Then they return to the office and after the rocket-ship ride up the Time-Life elevators, Don runs to the bathroom and yaks up everything. And really, that was one of the most visceral-sounding vomit sessions I’ve ever heard in TV or film — glad he made it to the stall rather than going full-splat like Roger and his martini-soaked oysters. Meanwhile, Peggy sees Duck sneaking into the office, ostensibly to leave a steaming brown present in Don’s office. Peggy points out that it is, in fact, Roger’s office and tries to get Duck out of there, but Don, still reeling from the retching, calls Duck out. Duck might be drunk, but he didn’t just vomit his guts out, and after a brief and ridiculous fight that makes the Ali-Liston rematch look like the Thrilla in Manila, Don says “Uncle.”
Don asks Peggy to pour him a drink. She asks, “How long are you going to go on like this?” His response is about as laid-bare as Don/Dick gets at the office (well, until the next scene). “”I have to make a phone call, and I know it’s gonna be bad,” he said. Then he rests his head on Peggy’s lap and passes out.
There is likely some fairly inconsequential debate going on about what happens next: Don wakes up and sees the ghostly image of Anna, carrying a suitcase. She smiles at Don, turns and disappears. I’m certain there are some fans of the supernatural who would like to believe that Don was actually being visited by the angel or ghost of Anna, but Don went to sleep deeply intoxicated and worried about the phone call. Anna was at the very tip of his brain, and so his dream reflected his immediate anxiety. He wakes up at dawn and calls Stephanie, who informs him that Anna died, and asks Don if she can live there in San Pedro for a semester. He agrees, hangs up and starts crying uncontrollably. Don tells Peggy that Anna was “the only person in the world who really knew me.”
Peggy replies, “That’s not true.” Yes, indeed.
Peggy goes to her office to sleep for a bit before being loudly awakened by Danny, Joey and Stan. She goes back to Don’s office, where he’s showing her a Samsonite storyboard based on the Ali-Liston fight. She has problems with it, to which Don asks, “Why are you sh–ting all over this?” Peggy then tells him, “It’s very good.” Don holds her hand for a moment, then tells her to go home, take a shower and “come back with 10 tag lines.”
Jon Hamm and Elizabeth Moss: this is your 2011 Emmy reel.

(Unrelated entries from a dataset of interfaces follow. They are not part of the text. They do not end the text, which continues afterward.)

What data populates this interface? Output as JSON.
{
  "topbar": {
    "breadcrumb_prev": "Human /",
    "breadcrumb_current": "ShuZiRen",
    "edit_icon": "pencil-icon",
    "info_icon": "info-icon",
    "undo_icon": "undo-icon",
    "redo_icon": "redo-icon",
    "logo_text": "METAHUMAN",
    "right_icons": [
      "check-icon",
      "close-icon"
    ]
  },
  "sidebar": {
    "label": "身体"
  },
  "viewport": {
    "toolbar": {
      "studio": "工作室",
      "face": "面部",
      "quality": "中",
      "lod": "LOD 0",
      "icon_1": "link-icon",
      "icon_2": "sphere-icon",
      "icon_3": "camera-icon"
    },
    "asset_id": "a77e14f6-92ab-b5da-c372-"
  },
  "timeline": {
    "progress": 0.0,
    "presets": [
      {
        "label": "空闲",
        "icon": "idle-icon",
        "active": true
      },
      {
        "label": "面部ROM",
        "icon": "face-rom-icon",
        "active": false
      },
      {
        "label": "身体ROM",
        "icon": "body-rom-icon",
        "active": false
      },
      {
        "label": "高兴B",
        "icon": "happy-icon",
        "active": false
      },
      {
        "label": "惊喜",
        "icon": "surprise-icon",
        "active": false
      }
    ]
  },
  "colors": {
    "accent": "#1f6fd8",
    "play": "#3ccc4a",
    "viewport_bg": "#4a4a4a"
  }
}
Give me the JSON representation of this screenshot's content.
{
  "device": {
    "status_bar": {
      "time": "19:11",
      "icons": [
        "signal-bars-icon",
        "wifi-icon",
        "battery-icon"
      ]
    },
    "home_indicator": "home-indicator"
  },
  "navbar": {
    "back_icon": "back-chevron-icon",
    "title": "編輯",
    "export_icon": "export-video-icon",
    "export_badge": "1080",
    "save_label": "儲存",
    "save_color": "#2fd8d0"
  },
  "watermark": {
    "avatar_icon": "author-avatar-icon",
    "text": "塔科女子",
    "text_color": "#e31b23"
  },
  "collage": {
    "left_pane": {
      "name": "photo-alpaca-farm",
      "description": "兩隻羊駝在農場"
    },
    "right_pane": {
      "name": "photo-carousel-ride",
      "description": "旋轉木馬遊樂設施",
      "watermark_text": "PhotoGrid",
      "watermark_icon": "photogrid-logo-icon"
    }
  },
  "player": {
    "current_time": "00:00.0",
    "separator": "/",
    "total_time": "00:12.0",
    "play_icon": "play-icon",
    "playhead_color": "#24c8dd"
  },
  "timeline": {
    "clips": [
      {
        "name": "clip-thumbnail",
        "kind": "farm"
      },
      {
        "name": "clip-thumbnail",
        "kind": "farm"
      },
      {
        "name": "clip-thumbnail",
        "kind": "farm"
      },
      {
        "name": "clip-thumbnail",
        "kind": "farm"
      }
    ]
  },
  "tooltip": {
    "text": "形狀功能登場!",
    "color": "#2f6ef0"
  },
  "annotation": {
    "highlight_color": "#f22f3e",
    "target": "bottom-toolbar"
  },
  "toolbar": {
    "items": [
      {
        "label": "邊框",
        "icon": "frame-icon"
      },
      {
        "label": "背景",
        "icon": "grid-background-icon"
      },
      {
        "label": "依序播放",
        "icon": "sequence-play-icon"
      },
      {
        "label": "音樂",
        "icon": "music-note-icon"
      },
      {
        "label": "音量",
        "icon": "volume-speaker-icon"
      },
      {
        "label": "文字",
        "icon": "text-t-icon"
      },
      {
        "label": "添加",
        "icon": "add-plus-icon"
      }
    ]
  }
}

Another great episode from a superb season, “The Suitcase” is establishing one thing above all: Don Draper will probably do exactly as Faye Miller suggested earlier and get remarried within the year, but the most important relationship he will have in his life after the death of Anna Draper is with Peggy Olson. In the “previously on ‘Mad Men’” montage, we were reminded of Don visiting Peggy in the hospital and seeing her at her most vulnerable. Now, the score is even. A cynic might say that they each have something on each other, but in the offices of SCDP, where most communication is done superficially and people are identified by their conquests both business and sexual, no one knows one other better than Don and Peggy.